• [Exercise brief]: Each line of the data must be copied exactly.

• [Provided material]:
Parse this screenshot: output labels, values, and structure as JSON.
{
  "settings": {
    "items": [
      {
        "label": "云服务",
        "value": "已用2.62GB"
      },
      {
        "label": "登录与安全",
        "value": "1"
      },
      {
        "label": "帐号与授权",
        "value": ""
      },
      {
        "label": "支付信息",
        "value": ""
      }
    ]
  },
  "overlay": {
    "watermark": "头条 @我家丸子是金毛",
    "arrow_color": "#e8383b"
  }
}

• [Final answer]:
Parse this screenshot: output labels, values, and structure as JSON.
{
  "settings": {
    "items": [
      {
        "label": "云服务",
        "value": "已用2.62GB"
      },
      {
        "label": "登录与安全",
        "value": "1"
      },
      {
        "label": "帐号与授权",
        "value": ""
      },
      {
        "label": "支付信息",
        "value": ""
      }
    ]
  },
  "overlay": {
    "watermark": "头条 @我家丸子是金毛",
    "arrow_color": "#e8383b"
  }
}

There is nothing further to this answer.